Research on carrageenan in animals has provided mixed results — often depending on who funded the study. One leading researcher, Joanne Tobacman, MD, has studied the effects of carrageenan on intestinal epithelium and the substance's role in inflammation and carcinogenesis for more than 20 years. While her research has been criticized by the carrageenan industry, she remains convinced that the harmful effects of carrageenan occur with both native (food-grade) carrageenan and degraded (poligeenan) forms. Both have been shown to increase free radicals, directly cause intestinal inflammation, and disrupt insulin metabolism (potentially leading to diabetes), and there is increasing evidence for carrageenan's role in cancer development.

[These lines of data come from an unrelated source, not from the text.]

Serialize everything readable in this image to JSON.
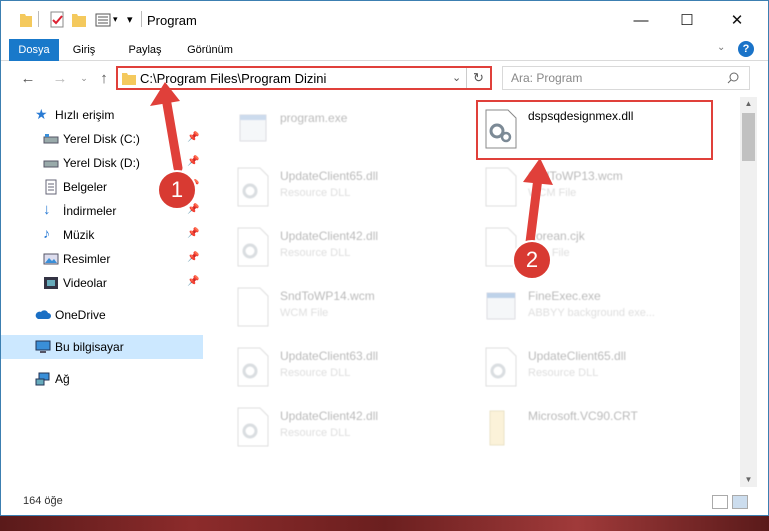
{
  "window": {
    "title": "Program"
  },
  "ribbon": {
    "tabs": [
      "Dosya",
      "Giriş",
      "Paylaş",
      "Görünüm"
    ]
  },
  "address": {
    "path": "C:\\Program Files\\Program Dizini"
  },
  "search": {
    "placeholder": "Ara: Program"
  },
  "sidebar": {
    "items": [
      {
        "label": "Hızlı erişim",
        "icon": "star-icon"
      },
      {
        "label": "Yerel Disk (C:)",
        "icon": "drive-icon"
      },
      {
        "label": "Yerel Disk (D:)",
        "icon": "drive-icon"
      },
      {
        "label": "Belgeler",
        "icon": "documents-icon"
      },
      {
        "label": "İndirmeler",
        "icon": "download-icon"
      },
      {
        "label": "Müzik",
        "icon": "music-icon"
      },
      {
        "label": "Resimler",
        "icon": "pictures-icon"
      },
      {
        "label": "Videolar",
        "icon": "video-icon"
      },
      {
        "label": "OneDrive",
        "icon": "cloud-icon"
      },
      {
        "label": "Bu bilgisayar",
        "icon": "computer-icon"
      },
      {
        "label": "Ağ",
        "icon": "network-icon"
      }
    ]
  },
  "files": [
    {
      "name": "program.exe",
      "type": ""
    },
    {
      "name": "dspsqdesignmex.dll",
      "type": ""
    },
    {
      "name": "UpdateClient65.dll",
      "type": "Resource DLL"
    },
    {
      "name": "SndToWP13.wcm",
      "type": "WCM File"
    },
    {
      "name": "UpdateClient42.dll",
      "type": "Resource DLL"
    },
    {
      "name": "Korean.cjk",
      "type": "CJK File"
    },
    {
      "name": "SndToWP14.wcm",
      "type": "WCM File"
    },
    {
      "name": "FineExec.exe",
      "type": "ABBYY background exe..."
    },
    {
      "name": "UpdateClient63.dll",
      "type": "Resource DLL"
    },
    {
      "name": "UpdateClient65.dll",
      "type": "Resource DLL"
    },
    {
      "name": "UpdateClient42.dll",
      "type": "Resource DLL"
    },
    {
      "name": "Microsoft.VC90.CRT",
      "type": ""
    }
  ],
  "status": {
    "count": "164 öğe"
  },
  "annotations": {
    "step1": "1",
    "step2": "2"
  },
  "colors": {
    "accent": "#1979ca",
    "highlight": "#e0403a",
    "selection": "#cce8ff"
  }
}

Heat, digestive enzymes, acid, and bacteria can convert high-weight carrageenans to dangerous poligeenans in the human (and presumably animal) gut. The feline stomach environment is extremely acidic; could this make carrageenan especially dangerous for the animals? Could carrageenan be a factor in IBD, food intolerance, and the skyrocketing rates of cancer and diabetes in cats?